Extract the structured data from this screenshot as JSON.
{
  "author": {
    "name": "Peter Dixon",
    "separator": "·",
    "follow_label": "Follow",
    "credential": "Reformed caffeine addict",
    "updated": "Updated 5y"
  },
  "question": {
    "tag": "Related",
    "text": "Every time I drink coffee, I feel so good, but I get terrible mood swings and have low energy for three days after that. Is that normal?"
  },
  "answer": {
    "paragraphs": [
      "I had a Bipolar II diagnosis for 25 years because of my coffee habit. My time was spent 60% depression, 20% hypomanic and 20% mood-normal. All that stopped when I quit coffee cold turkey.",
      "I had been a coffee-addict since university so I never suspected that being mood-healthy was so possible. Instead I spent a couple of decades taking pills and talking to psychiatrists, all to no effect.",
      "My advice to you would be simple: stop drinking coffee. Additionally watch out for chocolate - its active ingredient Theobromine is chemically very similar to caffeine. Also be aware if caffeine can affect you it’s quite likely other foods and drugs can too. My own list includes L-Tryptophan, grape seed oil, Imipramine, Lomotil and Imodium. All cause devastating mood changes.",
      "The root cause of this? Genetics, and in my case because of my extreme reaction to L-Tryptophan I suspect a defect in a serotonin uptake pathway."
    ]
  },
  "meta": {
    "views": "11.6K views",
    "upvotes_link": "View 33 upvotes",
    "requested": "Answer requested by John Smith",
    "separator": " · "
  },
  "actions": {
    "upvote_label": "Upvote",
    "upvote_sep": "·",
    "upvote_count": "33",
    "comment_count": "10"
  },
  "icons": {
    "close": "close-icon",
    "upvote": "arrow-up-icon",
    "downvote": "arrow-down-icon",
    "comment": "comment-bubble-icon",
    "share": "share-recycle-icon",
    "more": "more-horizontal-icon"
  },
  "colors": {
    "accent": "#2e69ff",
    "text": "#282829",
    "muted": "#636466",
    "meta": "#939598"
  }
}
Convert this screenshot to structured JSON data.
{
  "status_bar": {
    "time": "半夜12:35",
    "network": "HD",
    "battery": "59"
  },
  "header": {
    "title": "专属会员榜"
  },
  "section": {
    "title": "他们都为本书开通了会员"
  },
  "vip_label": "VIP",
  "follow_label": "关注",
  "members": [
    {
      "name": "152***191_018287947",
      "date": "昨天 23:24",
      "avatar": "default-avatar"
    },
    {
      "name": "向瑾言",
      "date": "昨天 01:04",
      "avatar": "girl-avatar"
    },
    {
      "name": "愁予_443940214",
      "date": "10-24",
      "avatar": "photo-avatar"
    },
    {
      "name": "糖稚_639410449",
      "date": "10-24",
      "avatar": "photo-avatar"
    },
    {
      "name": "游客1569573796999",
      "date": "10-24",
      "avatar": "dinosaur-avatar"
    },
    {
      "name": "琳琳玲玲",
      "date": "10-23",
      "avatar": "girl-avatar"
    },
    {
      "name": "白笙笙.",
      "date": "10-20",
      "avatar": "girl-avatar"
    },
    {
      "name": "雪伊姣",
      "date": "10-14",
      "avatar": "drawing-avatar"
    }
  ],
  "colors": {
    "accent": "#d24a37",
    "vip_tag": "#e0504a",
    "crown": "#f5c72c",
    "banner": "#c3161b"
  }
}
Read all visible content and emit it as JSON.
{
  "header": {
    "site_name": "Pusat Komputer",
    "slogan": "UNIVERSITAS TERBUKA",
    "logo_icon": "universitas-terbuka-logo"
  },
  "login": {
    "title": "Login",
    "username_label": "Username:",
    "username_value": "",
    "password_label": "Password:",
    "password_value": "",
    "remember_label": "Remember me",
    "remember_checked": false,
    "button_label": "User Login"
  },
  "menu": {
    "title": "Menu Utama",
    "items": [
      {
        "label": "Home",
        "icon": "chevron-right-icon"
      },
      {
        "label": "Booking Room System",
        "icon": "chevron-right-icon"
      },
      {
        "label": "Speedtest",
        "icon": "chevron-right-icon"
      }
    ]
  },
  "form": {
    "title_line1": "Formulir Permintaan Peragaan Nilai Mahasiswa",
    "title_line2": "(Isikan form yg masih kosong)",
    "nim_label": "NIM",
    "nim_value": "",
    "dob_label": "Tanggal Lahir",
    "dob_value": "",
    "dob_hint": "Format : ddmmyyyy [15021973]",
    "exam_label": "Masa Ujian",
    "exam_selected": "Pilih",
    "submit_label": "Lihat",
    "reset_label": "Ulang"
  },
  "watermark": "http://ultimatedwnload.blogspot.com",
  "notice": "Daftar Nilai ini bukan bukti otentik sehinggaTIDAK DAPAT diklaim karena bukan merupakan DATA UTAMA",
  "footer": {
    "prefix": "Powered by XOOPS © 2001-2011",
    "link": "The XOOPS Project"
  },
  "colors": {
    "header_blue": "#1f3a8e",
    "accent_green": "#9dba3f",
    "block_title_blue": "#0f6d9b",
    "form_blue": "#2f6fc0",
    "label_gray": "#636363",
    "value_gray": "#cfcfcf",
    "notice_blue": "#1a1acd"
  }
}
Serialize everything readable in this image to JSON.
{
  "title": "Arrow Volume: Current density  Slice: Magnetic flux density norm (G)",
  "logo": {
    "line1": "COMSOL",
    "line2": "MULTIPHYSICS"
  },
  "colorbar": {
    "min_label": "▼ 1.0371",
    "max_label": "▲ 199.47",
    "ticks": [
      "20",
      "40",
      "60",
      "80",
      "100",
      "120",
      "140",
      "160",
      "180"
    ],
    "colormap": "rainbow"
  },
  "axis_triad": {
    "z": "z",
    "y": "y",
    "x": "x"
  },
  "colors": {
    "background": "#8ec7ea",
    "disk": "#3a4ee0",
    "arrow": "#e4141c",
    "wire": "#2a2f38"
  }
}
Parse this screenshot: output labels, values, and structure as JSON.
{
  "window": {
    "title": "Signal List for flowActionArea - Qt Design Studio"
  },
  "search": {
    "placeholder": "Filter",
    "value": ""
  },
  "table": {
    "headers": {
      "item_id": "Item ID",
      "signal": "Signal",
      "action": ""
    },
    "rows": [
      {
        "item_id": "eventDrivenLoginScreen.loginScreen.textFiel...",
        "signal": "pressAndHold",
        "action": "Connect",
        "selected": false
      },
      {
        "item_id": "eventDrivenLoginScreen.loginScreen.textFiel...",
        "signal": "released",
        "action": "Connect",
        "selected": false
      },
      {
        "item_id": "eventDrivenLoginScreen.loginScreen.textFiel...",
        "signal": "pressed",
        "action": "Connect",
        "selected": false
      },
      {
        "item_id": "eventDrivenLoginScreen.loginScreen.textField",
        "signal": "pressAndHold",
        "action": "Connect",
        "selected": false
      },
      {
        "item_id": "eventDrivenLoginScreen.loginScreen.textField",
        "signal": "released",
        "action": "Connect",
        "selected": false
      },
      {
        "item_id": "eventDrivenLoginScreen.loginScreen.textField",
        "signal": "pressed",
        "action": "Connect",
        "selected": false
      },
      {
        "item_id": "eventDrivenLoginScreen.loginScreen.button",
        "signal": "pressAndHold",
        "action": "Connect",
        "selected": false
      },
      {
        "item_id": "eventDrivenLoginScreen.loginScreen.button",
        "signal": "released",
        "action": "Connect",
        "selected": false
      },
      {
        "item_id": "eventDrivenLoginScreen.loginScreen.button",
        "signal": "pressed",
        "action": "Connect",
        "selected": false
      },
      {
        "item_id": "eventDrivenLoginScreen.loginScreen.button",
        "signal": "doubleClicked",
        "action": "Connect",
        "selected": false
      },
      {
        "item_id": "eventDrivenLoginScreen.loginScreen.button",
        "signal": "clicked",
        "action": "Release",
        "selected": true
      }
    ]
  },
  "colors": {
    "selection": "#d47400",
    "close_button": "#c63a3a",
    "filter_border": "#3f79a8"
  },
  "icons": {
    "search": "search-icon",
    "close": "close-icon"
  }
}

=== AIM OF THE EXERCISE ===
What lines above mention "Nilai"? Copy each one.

=== ANSWER SPACE ===
    "title_line1": "Formulir Permintaan Peragaan Nilai Mahasiswa",
  "notice": "Daftar Nilai ini bukan bukti otentik sehinggaTIDAK DAPAT diklaim karena bukan merupakan DATA UTAMA",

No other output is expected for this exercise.